== Recorded information ==
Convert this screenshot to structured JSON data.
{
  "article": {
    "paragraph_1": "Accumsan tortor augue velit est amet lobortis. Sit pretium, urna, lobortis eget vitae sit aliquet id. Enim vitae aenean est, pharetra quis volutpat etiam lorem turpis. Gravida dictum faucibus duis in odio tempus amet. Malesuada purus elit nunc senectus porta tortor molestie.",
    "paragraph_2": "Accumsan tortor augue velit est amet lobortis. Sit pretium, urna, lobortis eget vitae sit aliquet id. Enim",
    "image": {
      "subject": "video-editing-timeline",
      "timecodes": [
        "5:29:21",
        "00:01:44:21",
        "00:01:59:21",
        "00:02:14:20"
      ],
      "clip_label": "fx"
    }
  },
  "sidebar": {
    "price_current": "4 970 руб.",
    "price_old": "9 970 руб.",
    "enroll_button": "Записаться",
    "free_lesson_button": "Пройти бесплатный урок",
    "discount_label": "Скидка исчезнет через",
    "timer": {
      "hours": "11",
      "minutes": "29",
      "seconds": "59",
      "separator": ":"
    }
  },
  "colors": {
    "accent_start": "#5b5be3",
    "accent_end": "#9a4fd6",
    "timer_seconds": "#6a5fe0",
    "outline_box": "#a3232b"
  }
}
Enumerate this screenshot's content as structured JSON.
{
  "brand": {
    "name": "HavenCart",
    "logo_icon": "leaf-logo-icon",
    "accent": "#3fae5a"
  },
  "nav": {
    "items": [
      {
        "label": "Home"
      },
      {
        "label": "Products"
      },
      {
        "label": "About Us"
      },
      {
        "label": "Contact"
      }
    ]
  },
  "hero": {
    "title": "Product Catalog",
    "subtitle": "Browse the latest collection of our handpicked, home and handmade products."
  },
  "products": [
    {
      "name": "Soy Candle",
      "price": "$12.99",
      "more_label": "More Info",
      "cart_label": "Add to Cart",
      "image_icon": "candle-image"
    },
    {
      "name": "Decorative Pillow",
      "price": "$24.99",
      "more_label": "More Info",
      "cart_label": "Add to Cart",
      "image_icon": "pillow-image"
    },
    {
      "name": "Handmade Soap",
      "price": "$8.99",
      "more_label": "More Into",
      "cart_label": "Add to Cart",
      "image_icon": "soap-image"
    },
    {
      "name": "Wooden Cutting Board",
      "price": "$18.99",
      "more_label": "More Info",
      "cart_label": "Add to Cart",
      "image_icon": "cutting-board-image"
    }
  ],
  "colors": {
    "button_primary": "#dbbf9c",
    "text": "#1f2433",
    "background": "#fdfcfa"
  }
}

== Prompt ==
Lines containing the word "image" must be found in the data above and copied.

== Exercise answer ==
    "image": {
      "image_icon": "candle-image"
      "image_icon": "pillow-image"
      "image_icon": "soap-image"
      "image_icon": "cutting-board-image"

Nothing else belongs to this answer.